### Your goal
Copy out every record exactly.

══ Data for this exercise ══

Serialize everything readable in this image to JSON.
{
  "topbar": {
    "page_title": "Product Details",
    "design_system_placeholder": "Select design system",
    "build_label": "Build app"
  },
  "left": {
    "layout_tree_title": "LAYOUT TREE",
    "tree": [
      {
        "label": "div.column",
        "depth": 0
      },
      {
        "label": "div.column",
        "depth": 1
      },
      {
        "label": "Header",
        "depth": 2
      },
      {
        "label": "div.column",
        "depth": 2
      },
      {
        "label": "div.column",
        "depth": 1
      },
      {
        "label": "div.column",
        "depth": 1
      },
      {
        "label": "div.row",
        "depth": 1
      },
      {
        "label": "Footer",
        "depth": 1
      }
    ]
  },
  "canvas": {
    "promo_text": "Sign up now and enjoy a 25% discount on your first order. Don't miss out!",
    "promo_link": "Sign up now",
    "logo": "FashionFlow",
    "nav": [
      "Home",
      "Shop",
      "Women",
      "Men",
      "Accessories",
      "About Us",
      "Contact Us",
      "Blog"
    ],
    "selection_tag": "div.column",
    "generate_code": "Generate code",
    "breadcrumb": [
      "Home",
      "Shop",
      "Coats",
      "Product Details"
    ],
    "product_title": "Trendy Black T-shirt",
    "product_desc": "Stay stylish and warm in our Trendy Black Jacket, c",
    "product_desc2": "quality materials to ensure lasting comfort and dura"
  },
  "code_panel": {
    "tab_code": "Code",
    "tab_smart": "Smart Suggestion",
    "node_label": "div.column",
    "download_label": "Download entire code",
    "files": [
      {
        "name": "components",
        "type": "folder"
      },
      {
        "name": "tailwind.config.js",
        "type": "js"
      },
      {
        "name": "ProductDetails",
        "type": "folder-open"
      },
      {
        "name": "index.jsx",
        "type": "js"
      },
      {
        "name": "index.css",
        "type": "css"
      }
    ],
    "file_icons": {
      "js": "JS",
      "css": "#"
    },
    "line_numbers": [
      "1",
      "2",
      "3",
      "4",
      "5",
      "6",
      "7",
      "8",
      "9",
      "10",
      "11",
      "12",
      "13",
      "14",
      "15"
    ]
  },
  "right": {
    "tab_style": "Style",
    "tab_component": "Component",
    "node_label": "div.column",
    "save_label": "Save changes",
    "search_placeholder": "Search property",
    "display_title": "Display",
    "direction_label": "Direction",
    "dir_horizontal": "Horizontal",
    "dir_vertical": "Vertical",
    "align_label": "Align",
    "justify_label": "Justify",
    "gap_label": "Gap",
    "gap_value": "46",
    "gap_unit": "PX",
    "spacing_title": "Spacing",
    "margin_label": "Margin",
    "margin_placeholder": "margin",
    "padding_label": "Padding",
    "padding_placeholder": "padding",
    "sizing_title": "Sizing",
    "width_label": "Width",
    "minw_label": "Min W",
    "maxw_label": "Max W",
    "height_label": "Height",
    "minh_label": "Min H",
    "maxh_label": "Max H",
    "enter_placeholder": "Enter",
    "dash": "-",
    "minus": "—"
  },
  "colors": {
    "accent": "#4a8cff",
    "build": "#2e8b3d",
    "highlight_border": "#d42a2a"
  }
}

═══

### Worked solution
Serialize everything readable in this image to JSON.
{
  "topbar": {
    "page_title": "Product Details",
    "design_system_placeholder": "Select design system",
    "build_label": "Build app"
  },
  "left": {
    "layout_tree_title": "LAYOUT TREE",
    "tree": [
      {
        "label": "div.column",
        "depth": 0
      },
      {
        "label": "div.column",
        "depth": 1
      },
      {
        "label": "Header",
        "depth": 2
      },
      {
        "label": "div.column",
        "depth": 2
      },
      {
        "label": "div.column",
        "depth": 1
      },
      {
        "label": "div.column",
        "depth": 1
      },
      {
        "label": "div.row",
        "depth": 1
      },
      {
        "label": "Footer",
        "depth": 1
      }
    ]
  },
  "canvas": {
    "promo_text": "Sign up now and enjoy a 25% discount on your first order. Don't miss out!",
    "promo_link": "Sign up now",
    "logo": "FashionFlow",
    "nav": [
      "Home",
      "Shop",
      "Women",
      "Men",
      "Accessories",
      "About Us",
      "Contact Us",
      "Blog"
    ],
    "selection_tag": "div.column",
    "generate_code": "Generate code",
    "breadcrumb": [
      "Home",
      "Shop",
      "Coats",
      "Product Details"
    ],
    "product_title": "Trendy Black T-shirt",
    "product_desc": "Stay stylish and warm in our Trendy Black Jacket, c",
    "product_desc2": "quality materials to ensure lasting comfort and dura"
  },
  "code_panel": {
    "tab_code": "Code",
    "tab_smart": "Smart Suggestion",
    "node_label": "div.column",
    "download_label": "Download entire code",
    "files": [
      {
        "name": "components",
        "type": "folder"
      },
      {
        "name": "tailwind.config.js",
        "type": "js"
      },
      {
        "name": "ProductDetails",
        "type": "folder-open"
      },
      {
        "name": "index.jsx",
        "type": "js"
      },
      {
        "name": "index.css",
        "type": "css"
      }
    ],
    "file_icons": {
      "js": "JS",
      "css": "#"
    },
    "line_numbers": [
      "1",
      "2",
      "3",
      "4",
      "5",
      "6",
      "7",
      "8",
      "9",
      "10",
      "11",
      "12",
      "13",
      "14",
      "15"
    ]
  },
  "right": {
    "tab_style": "Style",
    "tab_component": "Component",
    "node_label": "div.column",
    "save_label": "Save changes",
    "search_placeholder": "Search property",
    "display_title": "Display",
    "direction_label": "Direction",
    "dir_horizontal": "Horizontal",
    "dir_vertical": "Vertical",
    "align_label": "Align",
    "justify_label": "Justify",
    "gap_label": "Gap",
    "gap_value": "46",
    "gap_unit": "PX",
    "spacing_title": "Spacing",
    "margin_label": "Margin",
    "margin_placeholder": "margin",
    "padding_label": "Padding",
    "padding_placeholder": "padding",
    "sizing_title": "Sizing",
    "width_label": "Width",
    "minw_label": "Min W",
    "maxw_label": "Max W",
    "height_label": "Height",
    "minh_label": "Min H",
    "maxh_label": "Max H",
    "enter_placeholder": "Enter",
    "dash": "-",
    "minus": "—"
  },
  "colors": {
    "accent": "#4a8cff",
    "build": "#2e8b3d",
    "highlight_border": "#d42a2a"
  }
}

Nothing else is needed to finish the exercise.